*** Opening of Supplied information ***

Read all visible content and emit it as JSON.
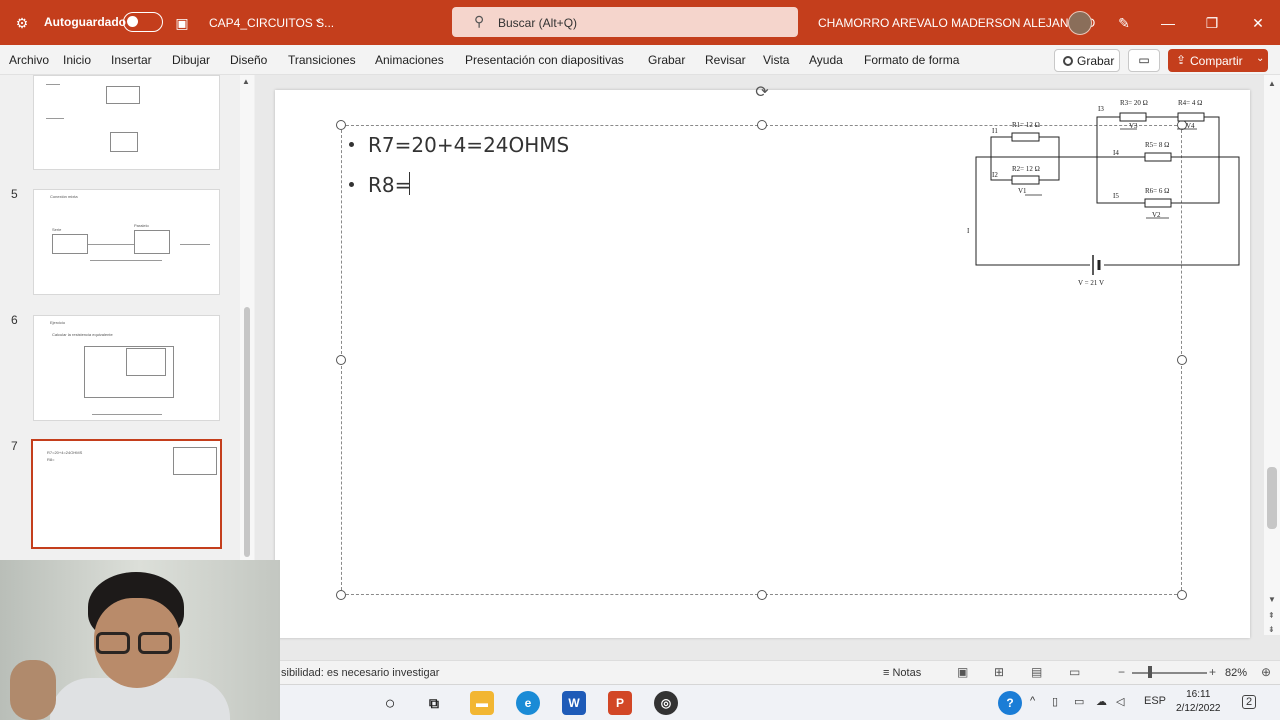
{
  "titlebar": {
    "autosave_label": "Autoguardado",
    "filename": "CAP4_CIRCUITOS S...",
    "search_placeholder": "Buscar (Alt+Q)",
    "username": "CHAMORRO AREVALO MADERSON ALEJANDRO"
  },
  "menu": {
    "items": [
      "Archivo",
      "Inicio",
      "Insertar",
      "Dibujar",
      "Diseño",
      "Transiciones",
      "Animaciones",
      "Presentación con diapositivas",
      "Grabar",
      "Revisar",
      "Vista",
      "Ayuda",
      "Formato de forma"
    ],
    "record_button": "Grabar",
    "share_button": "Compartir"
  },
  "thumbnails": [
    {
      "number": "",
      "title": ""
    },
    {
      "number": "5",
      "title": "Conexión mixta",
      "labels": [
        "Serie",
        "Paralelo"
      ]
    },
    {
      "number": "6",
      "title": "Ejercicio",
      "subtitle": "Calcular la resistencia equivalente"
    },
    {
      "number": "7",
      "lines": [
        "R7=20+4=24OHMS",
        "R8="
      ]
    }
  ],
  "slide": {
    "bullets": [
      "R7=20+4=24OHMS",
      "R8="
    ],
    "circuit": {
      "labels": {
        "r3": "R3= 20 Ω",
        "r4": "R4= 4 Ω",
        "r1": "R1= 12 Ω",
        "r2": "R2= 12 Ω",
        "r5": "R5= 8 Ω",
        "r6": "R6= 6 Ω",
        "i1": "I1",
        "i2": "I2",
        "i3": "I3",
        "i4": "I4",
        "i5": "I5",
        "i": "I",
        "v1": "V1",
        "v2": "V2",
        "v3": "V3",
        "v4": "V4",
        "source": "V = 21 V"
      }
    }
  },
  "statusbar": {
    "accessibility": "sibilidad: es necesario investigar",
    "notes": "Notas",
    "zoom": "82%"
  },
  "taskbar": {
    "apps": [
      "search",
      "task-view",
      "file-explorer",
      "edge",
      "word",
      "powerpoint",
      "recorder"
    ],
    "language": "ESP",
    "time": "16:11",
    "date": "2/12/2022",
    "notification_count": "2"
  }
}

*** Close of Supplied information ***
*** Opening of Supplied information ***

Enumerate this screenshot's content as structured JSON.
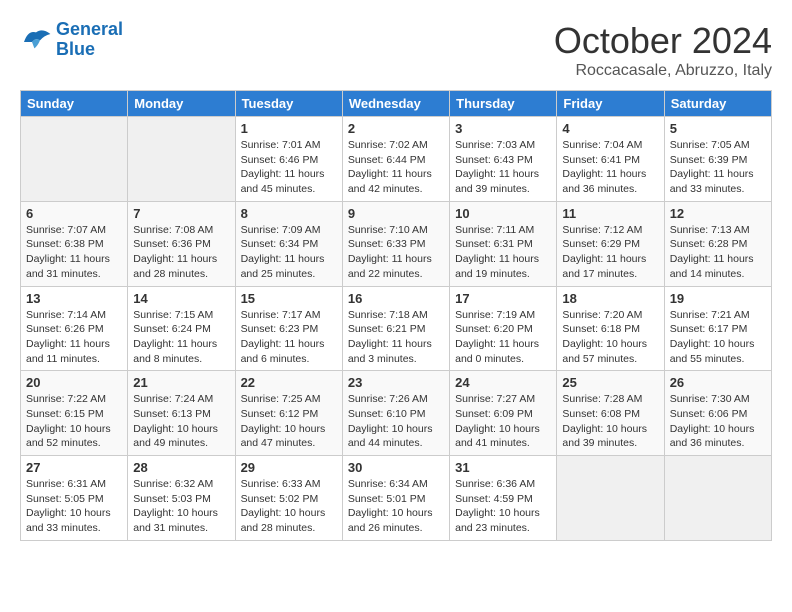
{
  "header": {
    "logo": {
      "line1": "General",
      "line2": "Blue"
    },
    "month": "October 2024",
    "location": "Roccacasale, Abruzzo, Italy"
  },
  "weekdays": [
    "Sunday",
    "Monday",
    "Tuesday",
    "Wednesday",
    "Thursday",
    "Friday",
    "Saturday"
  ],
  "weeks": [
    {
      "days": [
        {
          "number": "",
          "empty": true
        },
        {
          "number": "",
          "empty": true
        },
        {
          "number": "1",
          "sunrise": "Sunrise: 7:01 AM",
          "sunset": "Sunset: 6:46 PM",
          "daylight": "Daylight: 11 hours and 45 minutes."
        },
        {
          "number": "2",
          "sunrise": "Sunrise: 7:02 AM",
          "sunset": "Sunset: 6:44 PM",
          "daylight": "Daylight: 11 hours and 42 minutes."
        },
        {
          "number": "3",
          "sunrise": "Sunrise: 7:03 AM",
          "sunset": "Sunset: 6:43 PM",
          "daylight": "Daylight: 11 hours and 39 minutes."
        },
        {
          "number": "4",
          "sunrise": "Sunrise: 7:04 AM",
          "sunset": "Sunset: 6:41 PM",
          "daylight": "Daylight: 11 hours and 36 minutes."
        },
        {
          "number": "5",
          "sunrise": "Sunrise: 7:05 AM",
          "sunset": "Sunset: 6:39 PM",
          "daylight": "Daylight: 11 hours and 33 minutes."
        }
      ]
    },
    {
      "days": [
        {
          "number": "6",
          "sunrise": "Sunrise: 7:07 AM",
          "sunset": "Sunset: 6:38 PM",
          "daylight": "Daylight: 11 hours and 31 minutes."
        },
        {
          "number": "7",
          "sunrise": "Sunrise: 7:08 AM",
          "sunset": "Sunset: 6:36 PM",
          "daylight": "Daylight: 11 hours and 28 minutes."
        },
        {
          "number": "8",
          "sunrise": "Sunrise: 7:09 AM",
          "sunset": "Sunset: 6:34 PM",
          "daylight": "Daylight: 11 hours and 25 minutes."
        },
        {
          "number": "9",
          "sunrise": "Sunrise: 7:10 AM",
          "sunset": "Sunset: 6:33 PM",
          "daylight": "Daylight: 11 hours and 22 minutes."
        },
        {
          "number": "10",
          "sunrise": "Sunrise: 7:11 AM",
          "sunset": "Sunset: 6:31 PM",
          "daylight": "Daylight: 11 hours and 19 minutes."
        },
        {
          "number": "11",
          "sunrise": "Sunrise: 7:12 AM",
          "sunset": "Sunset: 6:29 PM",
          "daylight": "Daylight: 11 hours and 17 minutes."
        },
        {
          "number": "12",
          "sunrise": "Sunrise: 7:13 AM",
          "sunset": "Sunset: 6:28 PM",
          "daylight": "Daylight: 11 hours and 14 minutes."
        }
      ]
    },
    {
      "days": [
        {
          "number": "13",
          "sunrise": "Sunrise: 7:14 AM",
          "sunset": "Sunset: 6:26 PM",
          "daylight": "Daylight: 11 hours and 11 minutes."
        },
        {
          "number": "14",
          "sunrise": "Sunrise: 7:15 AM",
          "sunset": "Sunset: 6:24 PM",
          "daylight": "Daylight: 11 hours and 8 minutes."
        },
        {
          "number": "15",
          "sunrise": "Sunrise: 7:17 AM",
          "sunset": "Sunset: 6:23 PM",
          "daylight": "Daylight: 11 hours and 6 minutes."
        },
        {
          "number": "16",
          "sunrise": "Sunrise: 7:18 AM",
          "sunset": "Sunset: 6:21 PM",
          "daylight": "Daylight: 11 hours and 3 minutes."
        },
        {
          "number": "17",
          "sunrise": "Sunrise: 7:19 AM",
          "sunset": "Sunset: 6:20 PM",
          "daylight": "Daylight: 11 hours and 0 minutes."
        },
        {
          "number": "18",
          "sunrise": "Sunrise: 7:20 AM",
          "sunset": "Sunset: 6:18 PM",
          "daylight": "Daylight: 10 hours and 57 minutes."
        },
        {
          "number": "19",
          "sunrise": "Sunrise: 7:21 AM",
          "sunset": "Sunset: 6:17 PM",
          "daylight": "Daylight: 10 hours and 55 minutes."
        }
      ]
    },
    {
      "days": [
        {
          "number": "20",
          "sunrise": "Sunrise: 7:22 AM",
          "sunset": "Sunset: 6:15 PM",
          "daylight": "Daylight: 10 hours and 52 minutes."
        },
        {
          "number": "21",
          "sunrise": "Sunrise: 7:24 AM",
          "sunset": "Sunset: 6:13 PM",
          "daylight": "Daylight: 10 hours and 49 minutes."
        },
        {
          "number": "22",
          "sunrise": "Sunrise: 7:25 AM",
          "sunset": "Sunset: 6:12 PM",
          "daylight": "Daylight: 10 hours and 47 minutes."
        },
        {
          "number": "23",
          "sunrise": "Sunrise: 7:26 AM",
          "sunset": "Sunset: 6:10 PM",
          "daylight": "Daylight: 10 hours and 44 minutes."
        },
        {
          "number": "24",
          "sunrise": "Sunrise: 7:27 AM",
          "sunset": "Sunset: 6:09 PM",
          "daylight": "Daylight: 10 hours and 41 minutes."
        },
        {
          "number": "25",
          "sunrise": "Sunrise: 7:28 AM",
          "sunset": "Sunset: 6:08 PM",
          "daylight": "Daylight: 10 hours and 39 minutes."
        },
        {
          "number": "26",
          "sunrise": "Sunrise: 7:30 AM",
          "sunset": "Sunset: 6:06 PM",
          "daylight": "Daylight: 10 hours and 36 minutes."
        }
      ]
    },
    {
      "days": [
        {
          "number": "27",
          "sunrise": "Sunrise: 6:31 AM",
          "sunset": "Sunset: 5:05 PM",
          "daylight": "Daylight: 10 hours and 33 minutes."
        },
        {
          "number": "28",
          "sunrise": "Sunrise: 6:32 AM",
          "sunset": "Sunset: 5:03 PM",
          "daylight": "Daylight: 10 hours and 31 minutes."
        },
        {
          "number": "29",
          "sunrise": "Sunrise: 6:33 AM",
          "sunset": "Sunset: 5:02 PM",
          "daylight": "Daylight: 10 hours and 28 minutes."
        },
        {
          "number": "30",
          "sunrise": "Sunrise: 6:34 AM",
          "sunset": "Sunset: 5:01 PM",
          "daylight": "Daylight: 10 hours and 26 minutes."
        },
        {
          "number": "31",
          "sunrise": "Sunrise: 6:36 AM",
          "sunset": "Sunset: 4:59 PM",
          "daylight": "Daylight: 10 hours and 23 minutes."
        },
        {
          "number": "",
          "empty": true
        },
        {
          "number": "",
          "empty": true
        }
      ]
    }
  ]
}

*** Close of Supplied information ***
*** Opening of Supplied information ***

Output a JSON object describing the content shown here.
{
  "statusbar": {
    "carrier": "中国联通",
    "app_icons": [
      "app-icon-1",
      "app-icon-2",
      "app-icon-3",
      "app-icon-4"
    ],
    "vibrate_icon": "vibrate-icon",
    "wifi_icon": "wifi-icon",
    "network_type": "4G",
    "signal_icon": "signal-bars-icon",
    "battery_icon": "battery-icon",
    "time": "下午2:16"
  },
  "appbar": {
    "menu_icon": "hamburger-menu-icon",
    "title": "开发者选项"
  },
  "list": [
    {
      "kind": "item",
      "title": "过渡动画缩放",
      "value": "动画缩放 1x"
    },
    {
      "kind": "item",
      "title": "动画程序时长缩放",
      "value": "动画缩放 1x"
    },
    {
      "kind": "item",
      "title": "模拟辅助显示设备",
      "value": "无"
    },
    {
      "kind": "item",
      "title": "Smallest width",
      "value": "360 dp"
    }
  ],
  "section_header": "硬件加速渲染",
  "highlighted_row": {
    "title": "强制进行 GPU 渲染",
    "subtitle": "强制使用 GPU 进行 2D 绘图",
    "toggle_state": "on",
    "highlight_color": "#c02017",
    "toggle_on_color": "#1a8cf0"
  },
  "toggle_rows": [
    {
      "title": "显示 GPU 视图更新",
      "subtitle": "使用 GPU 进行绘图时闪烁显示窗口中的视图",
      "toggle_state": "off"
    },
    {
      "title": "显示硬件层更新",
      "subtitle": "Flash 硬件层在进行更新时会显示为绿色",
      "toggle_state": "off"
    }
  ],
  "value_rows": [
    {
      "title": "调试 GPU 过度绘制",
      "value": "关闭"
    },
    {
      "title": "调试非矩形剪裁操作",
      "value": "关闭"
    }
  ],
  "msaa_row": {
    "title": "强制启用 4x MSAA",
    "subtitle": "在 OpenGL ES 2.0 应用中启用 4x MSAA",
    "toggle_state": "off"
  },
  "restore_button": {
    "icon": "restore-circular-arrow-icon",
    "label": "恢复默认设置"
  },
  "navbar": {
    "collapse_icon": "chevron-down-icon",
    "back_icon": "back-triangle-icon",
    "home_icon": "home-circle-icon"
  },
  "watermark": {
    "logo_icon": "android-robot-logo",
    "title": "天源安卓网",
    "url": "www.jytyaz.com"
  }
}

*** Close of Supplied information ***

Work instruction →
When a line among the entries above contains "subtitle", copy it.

Answer space →
      "subtitle": "Calcular la resistencia equivalente"
    "subtitle": "强制使用 GPU 进行 2D 绘图",
      "subtitle": "使用 GPU 进行绘图时闪烁显示窗口中的视图",
      "subtitle": "Flash 硬件层在进行更新时会显示为绿色",
    "subtitle": "在 OpenGL ES 2.0 应用中启用 4x MSAA",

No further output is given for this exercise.